What you have to do: For each line in the data below that has the word "highlight", copy that line.

Data extract:
════════════════════

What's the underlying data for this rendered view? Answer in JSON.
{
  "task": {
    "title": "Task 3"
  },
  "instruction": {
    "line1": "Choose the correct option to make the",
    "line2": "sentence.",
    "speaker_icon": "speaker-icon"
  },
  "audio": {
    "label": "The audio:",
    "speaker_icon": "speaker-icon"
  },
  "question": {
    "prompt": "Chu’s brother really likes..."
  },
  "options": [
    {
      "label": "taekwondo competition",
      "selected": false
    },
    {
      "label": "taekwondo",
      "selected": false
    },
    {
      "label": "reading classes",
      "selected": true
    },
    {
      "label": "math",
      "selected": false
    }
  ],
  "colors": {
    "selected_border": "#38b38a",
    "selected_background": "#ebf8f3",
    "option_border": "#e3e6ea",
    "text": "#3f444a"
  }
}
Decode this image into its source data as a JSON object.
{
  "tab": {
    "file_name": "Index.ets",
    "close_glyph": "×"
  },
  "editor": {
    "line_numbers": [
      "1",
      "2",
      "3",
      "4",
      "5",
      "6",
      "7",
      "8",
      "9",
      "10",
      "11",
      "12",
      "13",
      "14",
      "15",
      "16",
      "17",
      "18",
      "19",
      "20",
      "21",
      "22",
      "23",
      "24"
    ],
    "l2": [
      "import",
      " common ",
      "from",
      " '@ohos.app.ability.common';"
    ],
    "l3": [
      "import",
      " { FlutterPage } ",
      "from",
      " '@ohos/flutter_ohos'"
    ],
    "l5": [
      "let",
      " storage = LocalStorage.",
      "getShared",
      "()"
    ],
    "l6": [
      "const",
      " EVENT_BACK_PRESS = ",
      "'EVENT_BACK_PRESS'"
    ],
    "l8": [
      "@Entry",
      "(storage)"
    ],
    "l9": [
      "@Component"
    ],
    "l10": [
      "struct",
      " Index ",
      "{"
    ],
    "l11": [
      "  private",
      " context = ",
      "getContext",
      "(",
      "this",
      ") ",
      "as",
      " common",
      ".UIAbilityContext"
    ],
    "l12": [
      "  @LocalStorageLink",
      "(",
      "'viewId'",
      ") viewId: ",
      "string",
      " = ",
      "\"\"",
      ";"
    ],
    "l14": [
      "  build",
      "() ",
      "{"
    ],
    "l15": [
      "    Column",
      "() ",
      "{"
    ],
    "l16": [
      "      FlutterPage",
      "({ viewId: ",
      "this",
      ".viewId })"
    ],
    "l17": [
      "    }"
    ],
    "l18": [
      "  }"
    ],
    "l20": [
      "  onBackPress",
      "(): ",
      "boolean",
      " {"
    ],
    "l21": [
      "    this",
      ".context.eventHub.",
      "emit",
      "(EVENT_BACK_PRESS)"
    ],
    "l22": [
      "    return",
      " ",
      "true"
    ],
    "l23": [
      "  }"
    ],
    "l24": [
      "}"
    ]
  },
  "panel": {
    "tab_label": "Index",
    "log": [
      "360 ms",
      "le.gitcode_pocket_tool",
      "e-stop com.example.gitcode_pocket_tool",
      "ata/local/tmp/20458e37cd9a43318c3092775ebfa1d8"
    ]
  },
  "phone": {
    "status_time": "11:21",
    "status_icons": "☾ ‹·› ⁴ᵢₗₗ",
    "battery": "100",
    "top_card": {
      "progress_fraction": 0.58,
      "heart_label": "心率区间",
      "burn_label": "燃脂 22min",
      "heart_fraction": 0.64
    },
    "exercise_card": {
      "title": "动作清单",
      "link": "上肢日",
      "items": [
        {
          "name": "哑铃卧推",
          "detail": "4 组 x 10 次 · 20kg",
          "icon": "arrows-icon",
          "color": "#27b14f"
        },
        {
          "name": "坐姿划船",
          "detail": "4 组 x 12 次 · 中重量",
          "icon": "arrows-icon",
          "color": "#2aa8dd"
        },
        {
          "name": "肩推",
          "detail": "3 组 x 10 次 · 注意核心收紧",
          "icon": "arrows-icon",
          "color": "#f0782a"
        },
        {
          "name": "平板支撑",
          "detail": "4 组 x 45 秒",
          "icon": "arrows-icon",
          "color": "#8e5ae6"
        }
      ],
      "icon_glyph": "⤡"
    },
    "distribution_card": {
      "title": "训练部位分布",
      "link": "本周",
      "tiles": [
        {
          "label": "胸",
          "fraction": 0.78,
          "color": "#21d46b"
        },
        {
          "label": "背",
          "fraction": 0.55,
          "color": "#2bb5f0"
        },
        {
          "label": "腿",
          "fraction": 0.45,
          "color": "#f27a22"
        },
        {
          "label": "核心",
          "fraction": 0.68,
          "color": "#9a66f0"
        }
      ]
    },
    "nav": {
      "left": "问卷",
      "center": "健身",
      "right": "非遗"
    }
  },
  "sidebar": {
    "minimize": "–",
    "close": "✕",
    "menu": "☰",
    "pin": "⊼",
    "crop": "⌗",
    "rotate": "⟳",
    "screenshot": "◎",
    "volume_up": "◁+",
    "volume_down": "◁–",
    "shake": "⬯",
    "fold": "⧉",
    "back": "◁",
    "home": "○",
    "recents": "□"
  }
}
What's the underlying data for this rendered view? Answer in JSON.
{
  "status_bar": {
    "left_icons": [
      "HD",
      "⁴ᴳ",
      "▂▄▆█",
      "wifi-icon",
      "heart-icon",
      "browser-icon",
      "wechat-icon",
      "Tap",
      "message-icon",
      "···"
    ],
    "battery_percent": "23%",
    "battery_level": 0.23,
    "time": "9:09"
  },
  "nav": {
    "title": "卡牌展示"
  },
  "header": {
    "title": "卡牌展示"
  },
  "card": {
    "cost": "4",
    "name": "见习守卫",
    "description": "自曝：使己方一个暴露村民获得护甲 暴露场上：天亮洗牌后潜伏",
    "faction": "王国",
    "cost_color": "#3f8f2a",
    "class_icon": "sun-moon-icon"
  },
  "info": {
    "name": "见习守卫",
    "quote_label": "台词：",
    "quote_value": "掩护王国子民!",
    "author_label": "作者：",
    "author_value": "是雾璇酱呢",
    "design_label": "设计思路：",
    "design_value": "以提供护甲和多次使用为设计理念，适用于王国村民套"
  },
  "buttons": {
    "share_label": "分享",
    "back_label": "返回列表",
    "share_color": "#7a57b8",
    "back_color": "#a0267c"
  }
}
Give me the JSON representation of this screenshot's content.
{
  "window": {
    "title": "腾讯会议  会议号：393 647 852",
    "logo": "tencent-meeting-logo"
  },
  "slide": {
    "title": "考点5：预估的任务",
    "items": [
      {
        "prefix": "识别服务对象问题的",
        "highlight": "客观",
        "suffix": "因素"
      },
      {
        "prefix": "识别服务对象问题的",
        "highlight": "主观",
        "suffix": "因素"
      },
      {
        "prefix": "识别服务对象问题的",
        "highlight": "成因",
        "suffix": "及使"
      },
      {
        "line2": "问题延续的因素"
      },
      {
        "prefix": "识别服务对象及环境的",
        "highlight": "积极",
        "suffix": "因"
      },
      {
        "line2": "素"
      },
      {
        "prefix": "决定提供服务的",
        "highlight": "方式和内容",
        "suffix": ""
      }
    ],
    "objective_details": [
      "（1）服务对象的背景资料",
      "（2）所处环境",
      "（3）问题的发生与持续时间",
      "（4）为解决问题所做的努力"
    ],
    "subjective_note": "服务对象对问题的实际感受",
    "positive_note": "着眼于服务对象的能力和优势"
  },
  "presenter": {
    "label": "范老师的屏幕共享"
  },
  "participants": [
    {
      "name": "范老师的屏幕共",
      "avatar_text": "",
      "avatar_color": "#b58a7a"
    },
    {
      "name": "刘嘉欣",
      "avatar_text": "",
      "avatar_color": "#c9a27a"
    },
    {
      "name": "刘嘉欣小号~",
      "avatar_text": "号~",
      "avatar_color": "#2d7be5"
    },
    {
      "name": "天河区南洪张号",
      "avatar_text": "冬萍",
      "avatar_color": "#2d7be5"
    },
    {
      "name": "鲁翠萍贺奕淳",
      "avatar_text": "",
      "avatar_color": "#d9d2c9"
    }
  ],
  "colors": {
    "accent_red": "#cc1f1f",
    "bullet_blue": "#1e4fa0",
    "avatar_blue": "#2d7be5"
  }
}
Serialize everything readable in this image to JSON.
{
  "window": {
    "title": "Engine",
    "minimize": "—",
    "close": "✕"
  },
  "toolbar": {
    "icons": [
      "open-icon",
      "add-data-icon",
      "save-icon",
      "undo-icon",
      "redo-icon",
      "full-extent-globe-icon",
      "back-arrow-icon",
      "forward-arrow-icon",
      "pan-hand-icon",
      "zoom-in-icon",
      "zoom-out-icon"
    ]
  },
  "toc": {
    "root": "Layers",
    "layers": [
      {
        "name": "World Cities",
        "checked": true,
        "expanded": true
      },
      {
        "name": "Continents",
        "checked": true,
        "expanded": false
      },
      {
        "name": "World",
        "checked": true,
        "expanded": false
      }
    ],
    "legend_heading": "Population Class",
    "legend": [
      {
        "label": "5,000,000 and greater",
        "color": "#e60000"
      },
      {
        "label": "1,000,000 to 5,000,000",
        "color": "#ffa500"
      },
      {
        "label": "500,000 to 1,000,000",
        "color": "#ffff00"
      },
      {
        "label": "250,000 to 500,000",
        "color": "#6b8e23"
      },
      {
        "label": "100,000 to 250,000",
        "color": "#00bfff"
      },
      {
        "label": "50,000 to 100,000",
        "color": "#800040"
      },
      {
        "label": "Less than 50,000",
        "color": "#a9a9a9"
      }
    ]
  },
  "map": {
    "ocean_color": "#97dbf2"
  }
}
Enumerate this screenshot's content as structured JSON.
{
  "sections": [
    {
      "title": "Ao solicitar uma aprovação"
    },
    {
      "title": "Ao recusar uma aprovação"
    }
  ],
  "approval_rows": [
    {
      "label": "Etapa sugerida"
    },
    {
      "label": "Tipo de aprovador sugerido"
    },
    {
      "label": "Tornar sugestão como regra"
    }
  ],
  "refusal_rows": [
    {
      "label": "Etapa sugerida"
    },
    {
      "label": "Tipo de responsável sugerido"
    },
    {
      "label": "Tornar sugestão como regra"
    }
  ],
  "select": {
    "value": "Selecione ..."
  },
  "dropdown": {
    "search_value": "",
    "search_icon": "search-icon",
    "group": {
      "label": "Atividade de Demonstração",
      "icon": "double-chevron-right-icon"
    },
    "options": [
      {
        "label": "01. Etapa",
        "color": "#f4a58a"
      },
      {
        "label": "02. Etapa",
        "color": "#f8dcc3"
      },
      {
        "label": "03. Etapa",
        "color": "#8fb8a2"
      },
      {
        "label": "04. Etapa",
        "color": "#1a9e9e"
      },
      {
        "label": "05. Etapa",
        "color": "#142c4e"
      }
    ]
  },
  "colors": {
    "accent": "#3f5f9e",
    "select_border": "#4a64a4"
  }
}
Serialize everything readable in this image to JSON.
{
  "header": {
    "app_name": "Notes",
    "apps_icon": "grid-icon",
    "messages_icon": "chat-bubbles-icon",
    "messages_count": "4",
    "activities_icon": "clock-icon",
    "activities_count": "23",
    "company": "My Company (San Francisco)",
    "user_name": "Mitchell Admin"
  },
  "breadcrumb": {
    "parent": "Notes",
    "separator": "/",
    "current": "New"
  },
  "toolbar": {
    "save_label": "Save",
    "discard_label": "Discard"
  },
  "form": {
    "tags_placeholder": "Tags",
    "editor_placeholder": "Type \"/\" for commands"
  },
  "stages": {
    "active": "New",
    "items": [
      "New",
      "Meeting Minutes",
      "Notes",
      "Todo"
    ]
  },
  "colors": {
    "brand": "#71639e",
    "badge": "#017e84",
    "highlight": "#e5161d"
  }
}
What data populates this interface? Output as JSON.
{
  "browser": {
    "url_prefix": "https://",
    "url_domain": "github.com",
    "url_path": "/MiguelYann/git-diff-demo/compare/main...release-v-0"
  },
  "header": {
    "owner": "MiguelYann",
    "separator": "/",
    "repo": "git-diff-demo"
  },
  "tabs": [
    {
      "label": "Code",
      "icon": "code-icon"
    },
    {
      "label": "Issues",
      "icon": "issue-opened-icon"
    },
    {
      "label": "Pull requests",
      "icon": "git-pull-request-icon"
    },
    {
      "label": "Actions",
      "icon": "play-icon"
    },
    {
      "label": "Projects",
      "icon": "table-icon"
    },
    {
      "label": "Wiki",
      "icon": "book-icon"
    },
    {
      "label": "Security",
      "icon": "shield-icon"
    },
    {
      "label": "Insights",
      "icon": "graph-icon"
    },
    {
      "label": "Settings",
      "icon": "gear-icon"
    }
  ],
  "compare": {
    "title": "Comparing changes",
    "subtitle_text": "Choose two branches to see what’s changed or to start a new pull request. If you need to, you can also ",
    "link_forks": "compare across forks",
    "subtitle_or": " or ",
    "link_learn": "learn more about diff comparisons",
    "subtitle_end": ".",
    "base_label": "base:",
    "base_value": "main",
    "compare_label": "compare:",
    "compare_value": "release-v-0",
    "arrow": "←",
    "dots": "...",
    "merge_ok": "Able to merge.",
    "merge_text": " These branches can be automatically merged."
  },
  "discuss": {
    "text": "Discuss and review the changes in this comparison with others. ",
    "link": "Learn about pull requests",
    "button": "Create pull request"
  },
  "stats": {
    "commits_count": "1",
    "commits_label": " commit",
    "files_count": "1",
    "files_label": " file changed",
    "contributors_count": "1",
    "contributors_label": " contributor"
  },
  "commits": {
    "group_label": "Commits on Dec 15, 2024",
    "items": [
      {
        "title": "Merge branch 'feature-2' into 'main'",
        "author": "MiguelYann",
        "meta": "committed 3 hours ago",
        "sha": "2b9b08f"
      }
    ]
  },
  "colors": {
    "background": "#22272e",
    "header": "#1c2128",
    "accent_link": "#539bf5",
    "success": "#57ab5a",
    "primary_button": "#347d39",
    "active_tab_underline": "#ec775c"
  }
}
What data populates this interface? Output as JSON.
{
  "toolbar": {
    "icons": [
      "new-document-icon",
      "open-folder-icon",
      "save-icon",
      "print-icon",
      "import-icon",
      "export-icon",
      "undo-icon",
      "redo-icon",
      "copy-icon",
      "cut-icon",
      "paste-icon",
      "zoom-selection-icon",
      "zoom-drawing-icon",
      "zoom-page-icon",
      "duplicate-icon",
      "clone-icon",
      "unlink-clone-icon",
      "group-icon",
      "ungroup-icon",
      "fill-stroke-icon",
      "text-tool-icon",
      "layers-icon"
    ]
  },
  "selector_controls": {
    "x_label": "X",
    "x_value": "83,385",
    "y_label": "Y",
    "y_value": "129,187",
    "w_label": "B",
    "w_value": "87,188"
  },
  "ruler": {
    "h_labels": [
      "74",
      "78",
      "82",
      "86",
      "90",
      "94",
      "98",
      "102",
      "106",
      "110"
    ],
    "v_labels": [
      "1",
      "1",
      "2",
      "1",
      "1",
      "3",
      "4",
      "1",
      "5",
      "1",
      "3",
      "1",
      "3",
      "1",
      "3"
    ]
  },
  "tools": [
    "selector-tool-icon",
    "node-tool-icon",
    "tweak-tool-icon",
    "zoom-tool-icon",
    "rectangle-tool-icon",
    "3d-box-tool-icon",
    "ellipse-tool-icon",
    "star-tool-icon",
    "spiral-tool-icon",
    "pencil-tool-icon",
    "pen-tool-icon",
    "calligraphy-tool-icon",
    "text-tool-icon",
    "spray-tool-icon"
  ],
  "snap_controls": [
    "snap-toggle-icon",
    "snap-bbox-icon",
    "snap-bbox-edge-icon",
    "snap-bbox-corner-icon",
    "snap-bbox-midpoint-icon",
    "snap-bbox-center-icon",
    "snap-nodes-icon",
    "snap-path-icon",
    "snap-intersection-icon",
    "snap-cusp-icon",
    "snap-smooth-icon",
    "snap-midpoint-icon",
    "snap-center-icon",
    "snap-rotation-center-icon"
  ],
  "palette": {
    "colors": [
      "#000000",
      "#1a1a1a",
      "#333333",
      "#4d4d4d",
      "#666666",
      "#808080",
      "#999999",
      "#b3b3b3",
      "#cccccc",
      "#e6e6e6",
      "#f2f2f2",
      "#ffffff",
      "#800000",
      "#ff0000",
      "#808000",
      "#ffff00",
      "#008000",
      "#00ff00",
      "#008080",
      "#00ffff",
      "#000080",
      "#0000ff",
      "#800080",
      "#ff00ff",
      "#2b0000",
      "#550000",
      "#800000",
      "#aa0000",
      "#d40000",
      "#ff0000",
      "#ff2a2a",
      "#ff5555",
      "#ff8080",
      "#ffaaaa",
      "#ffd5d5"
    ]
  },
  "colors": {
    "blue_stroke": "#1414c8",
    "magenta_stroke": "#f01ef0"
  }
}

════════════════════

Task response:
        "highlight": "客观",
        "highlight": "主观",
        "highlight": "成因",
        "highlight": "积极",
        "highlight": "方式和内容",
    "highlight": "#e5161d"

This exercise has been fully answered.